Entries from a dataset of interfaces
<<<<
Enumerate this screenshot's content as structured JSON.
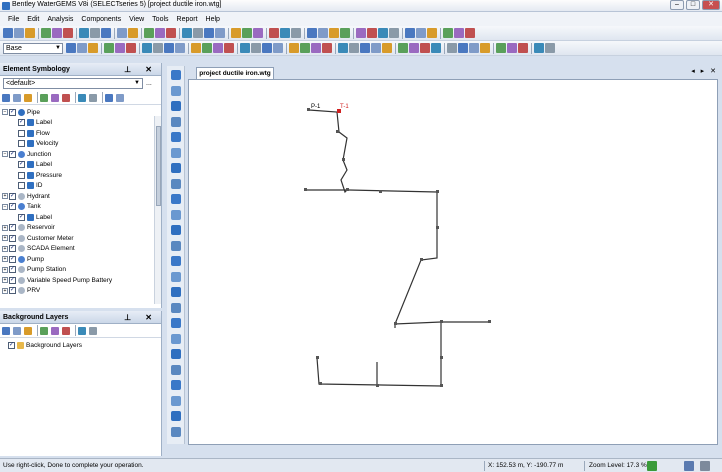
{
  "window": {
    "title": "Bentley WaterGEMS V8i (SELECTseries 5) [project ductile iron.wtg]",
    "minimize": "–",
    "maximize": "□",
    "close": "✕"
  },
  "menu": [
    "File",
    "Edit",
    "Analysis",
    "Components",
    "View",
    "Tools",
    "Report",
    "Help"
  ],
  "toolbar": {
    "scenario": "Base"
  },
  "element_symbology": {
    "title": "Element Symbology",
    "pane_buttons": "⊥ ✕",
    "combo": "<default>",
    "more": "...",
    "items": [
      {
        "label": "Pipe",
        "level": 0,
        "expander": "−",
        "checked": true,
        "icon": "pipe-icon"
      },
      {
        "label": "Label",
        "level": 1,
        "checked": true,
        "icon": "label-icon"
      },
      {
        "label": "Flow",
        "level": 1,
        "checked": false,
        "icon": "flow-icon"
      },
      {
        "label": "Velocity",
        "level": 1,
        "checked": false,
        "icon": "velocity-icon"
      },
      {
        "label": "Junction",
        "level": 0,
        "expander": "−",
        "checked": true,
        "icon": "junction-icon"
      },
      {
        "label": "Label",
        "level": 1,
        "checked": true,
        "icon": "label-icon"
      },
      {
        "label": "Pressure",
        "level": 1,
        "checked": false,
        "icon": "pressure-icon"
      },
      {
        "label": "ID",
        "level": 1,
        "checked": false,
        "icon": "id-icon"
      },
      {
        "label": "Hydrant",
        "level": 0,
        "expander": "+",
        "checked": true,
        "icon": "hydrant-icon"
      },
      {
        "label": "Tank",
        "level": 0,
        "expander": "−",
        "checked": true,
        "icon": "tank-icon"
      },
      {
        "label": "Label",
        "level": 1,
        "checked": true,
        "icon": "label-icon"
      },
      {
        "label": "Reservoir",
        "level": 0,
        "expander": "+",
        "checked": true,
        "icon": "reservoir-icon"
      },
      {
        "label": "Customer Meter",
        "level": 0,
        "expander": "+",
        "checked": true,
        "icon": "customer-meter-icon"
      },
      {
        "label": "SCADA Element",
        "level": 0,
        "expander": "+",
        "checked": true,
        "icon": "scada-icon"
      },
      {
        "label": "Pump",
        "level": 0,
        "expander": "+",
        "checked": true,
        "icon": "pump-icon"
      },
      {
        "label": "Pump Station",
        "level": 0,
        "expander": "+",
        "checked": true,
        "icon": "pump-station-icon"
      },
      {
        "label": "Variable Speed Pump Battery",
        "level": 0,
        "expander": "+",
        "checked": true,
        "icon": "vspb-icon"
      },
      {
        "label": "PRV",
        "level": 0,
        "expander": "+",
        "checked": true,
        "icon": "prv-icon"
      }
    ]
  },
  "background_layers": {
    "title": "Background Layers",
    "pane_buttons": "⊥ ✕",
    "items": [
      {
        "label": "Background Layers",
        "checked": true,
        "icon": "folder-icon"
      }
    ]
  },
  "document": {
    "tab": "project ductile iron.wtg",
    "tab_nav": "◂ ▸ ✕",
    "labels": {
      "pipe": "P-1",
      "tank": "T-1"
    }
  },
  "status": {
    "hint": "Use right-click, Done to complete your operation.",
    "coords": "X: 152.53 m, Y: -190.77 m",
    "zoom": "Zoom Level: 17.3 %"
  },
  "colors": {
    "accent": "#2f6fc0",
    "tank_label": "#d02020",
    "pipe": "#333333",
    "panel_header": "#cbd7e8"
  }
}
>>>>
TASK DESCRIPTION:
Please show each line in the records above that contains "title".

RESULT FOR THIS EXERCISE:
    "title": "Bentley WaterGEMS V8i (SELECTseries 5) [project ductile iron.wtg]",
    "title": "Element Symbology",
    "title": "Background Layers",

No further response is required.